They keep shocking the NHL world throughout the process.
The Islanders have defied the odds — and the preseason predictions — taking a roster that was scoffed at by the NHL world, instituting structure and with it, competence.
Head coach Barry Trotz has led the Islanders to their best season since 1983-84, the last time they were in the Stanley Cup, earning the No. 2 spot in the Metropolitan Division with 103 points.
Playing a defensive brand of hockey that many considered unsustainable, the Islanders are not slowing down yet.
Even in the playoffs.
A 3-1 victory over the Pittsburgh Penguins in Game 2 on Friday night from a deafening Nassau Coliseum gave the Islanders a 2-0 series lead.

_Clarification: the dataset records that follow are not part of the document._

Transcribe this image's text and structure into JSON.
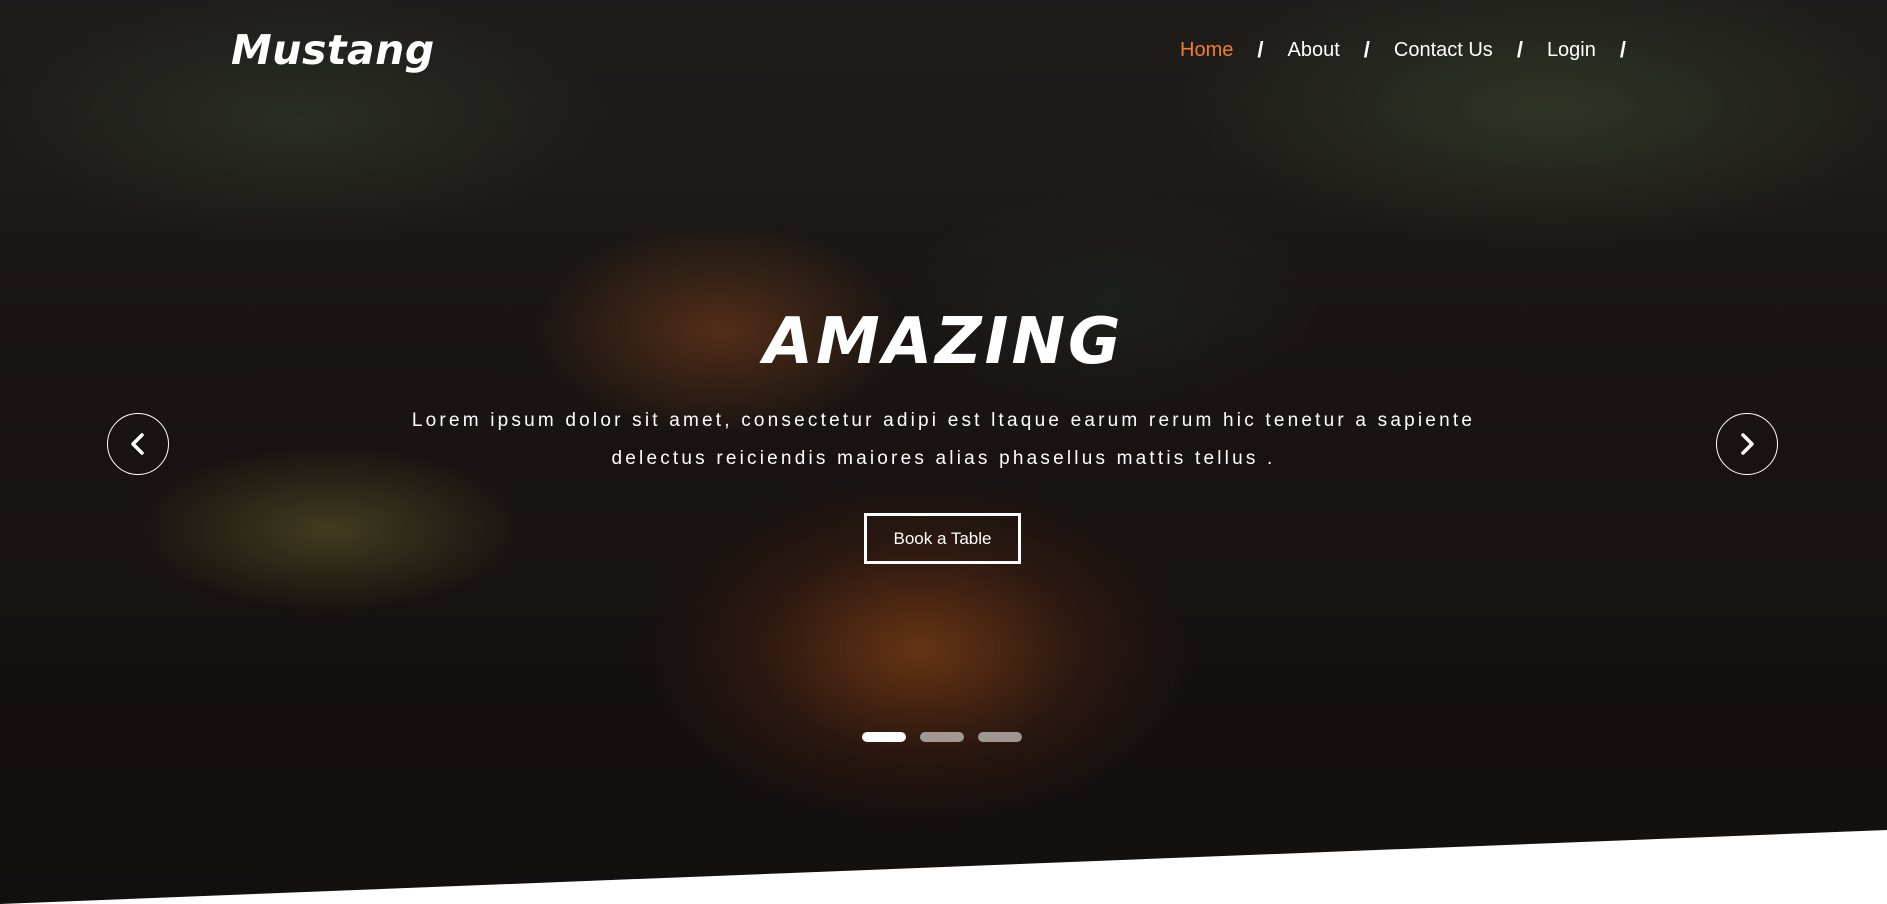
{
  "brand": {
    "logo_text": "Mustang"
  },
  "nav": {
    "items": [
      {
        "label": "Home",
        "active": true
      },
      {
        "label": "About",
        "active": false
      },
      {
        "label": "Contact Us",
        "active": false
      },
      {
        "label": "Login",
        "active": false
      }
    ],
    "separator": "/"
  },
  "hero": {
    "headline": "AMAZING",
    "subtext": "Lorem ipsum dolor sit amet, consectetur adipi est ltaque earum rerum hic tenetur a sapiente delectus reiciendis maiores alias phasellus mattis tellus .",
    "cta_label": "Book a Table"
  },
  "carousel": {
    "prev_icon": "chevron-left-icon",
    "next_icon": "chevron-right-icon",
    "slide_count": 3,
    "active_slide": 1
  },
  "colors": {
    "accent": "#f27d2a",
    "text": "#ffffff"
  }
}
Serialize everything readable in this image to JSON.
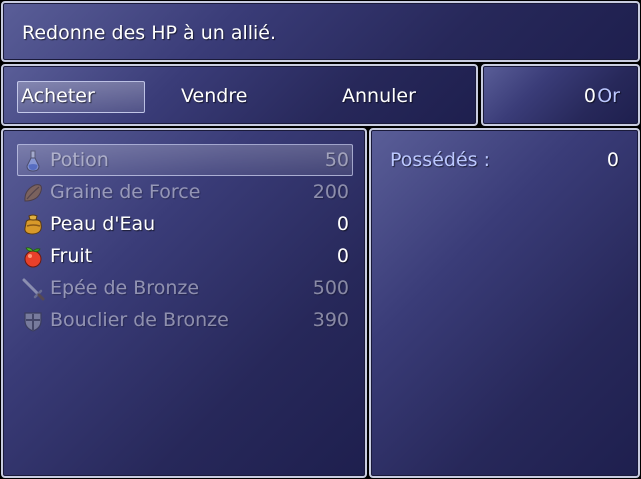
{
  "help": {
    "text": "Redonne des HP à un allié."
  },
  "commands": {
    "buy": "Acheter",
    "sell": "Vendre",
    "cancel": "Annuler"
  },
  "gold": {
    "value": "0",
    "unit": "Or"
  },
  "items": [
    {
      "name": "Potion",
      "price": "50",
      "icon": "potion-icon",
      "enabled": false
    },
    {
      "name": "Graine de Force",
      "price": "200",
      "icon": "seed-icon",
      "enabled": false
    },
    {
      "name": "Peau d'Eau",
      "price": "0",
      "icon": "water-skin-icon",
      "enabled": true
    },
    {
      "name": "Fruit",
      "price": "0",
      "icon": "fruit-icon",
      "enabled": true
    },
    {
      "name": "Epée de Bronze",
      "price": "500",
      "icon": "sword-icon",
      "enabled": false
    },
    {
      "name": "Bouclier de Bronze",
      "price": "390",
      "icon": "shield-icon",
      "enabled": false
    }
  ],
  "status": {
    "owned_label": "Possédés :",
    "owned_value": "0"
  },
  "colors": {
    "window_top": "#5a5e98",
    "window_bottom": "#1e1f4e",
    "system_text": "#bcc8ff"
  }
}
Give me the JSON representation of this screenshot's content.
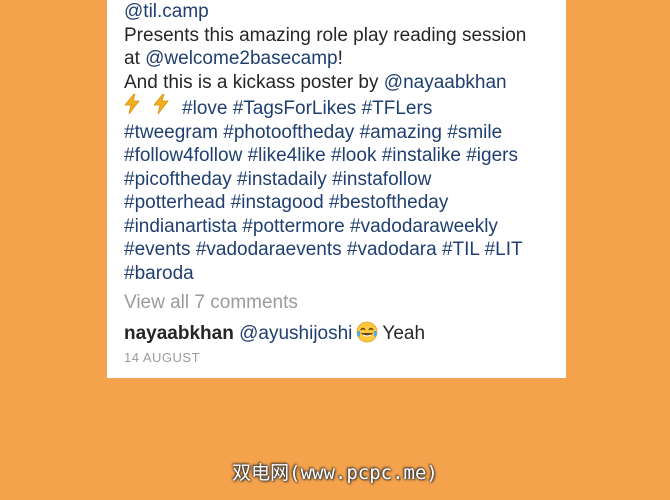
{
  "post": {
    "caption": {
      "mention_til": "@til.camp",
      "presents": "Presents this amazing role play reading session",
      "at": "at ",
      "mention_basecamp": "@welcome2basecamp",
      "exclaim": "!",
      "poster_text": "And this is a kickass poster by ",
      "mention_nayaab": "@nayaabkhan",
      "bolt_icon": "high-voltage-emoji",
      "hashtag_lines": [
        [
          "#love",
          "#TagsForLikes",
          "#TFLers"
        ],
        [
          "#tweegram",
          "#photooftheday",
          "#amazing",
          "#smile"
        ],
        [
          "#follow4follow",
          "#like4like",
          "#look",
          "#instalike",
          "#igers"
        ],
        [
          "#picoftheday",
          "#instadaily",
          "#instafollow"
        ],
        [
          "#potterhead",
          "#instagood",
          "#bestoftheday"
        ],
        [
          "#indianartista",
          "#pottermore",
          "#vadodaraweekly"
        ],
        [
          "#events",
          "#vadodaraevents",
          "#vadodara",
          "#TIL",
          "#LIT"
        ],
        [
          "#baroda"
        ]
      ]
    },
    "view_comments": "View all 7 comments",
    "comment": {
      "user": "nayaabkhan",
      "mention": "@ayushijoshi",
      "emoji_icon": "tears-of-joy-emoji",
      "text": "Yeah"
    },
    "date": "14 AUGUST"
  },
  "watermark": "双电网(www.pcpc.me)",
  "colors": {
    "background": "#F5A24C",
    "link": "#1F3F70",
    "muted": "#9B9B9B"
  }
}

“It’s probably been a little bit more of the script that’s been handed to us throughout the year,” Islanders captain Anders Lee said. “This room is a strong room, a close room, one that sticks together and I think we’re showing that out on the ice.”
The Islanders reeled off three-straight goals after an Erik Gudbranson second-period tally thanks to goals from Anthony Beauvillier, Jordan Eberle, and Josh Bailey.
Eberle’s game-winner and Bailey’s clincher — which came 3:44 apart in the third period — was each player’s second goal of the postseason
In the fashion of reclaiming successes from the days of yore, it’s the first time the franchise has had a 2-0 lead in a playoff series since 1983 — the last time they won the Stanley Cup.
That’s how rare success has been for this franchise.
And if you’ve watched a moment of the first two games of the series, that’s why Islanders fans have been so boisterous in their ardent support.
“They were good, they get an A+ effort from me tonight,” Trotz said of the fans. “They were outstanding… That’s what the playoffs are about. That’s what I remember about this building.”
Whether it was first-game jitters or a refocusing of its values, the Islanders were a far more organized side in Game 2, allowing just 33 shots on Robin Lehner’s goal compared to 44 two nights earlier in Game 1.
“We got back to our game a little bit more,” Lehner said following his 32-save effort. “The biggest thing today, we were just patient. We didn’t get too high, we didn’t worry, we stuck to our game. We’ve been in 1-1, 2-1 situations all year going into the third and I think that’s been a great experience for us. We had no panic, we didn’t feel nervous, we trust that if we stick to our game, we’re going to win.”
It’s no easy feat to shut down and frustrate a high-powered offense like the Penguins. Yet the Islanders are doing plenty to stymie a team that has won the Stanley Cup twice in the past three years.
Most notably, they’ve kept Penguins captain Sidney Crosby quiet over the first two games as he’ s been held without a point on just three shots.
“Our D core has been phenomenal… Any line that gets out there against him, obviously your eyes are up, you get that much more awareness than you normally would and you have to bear down.”
The series now shifts to Pittsburgh where Crosby and the Penguins will be desperate break down the Islanders and get on the board. Trotz will be counting on the generational talent to emerge back at PPG Paints Arena on Sunday afternoon (12 pm ET, NBC).
“He’s such a great player. To me, he’s the gold standard of this game on and off the ice,” Trotz added. “Obviously, he’s going to be a Hall-of-Famer. I have the utmost respect for Sid. He’s going to be ready for and be a big part of this series.”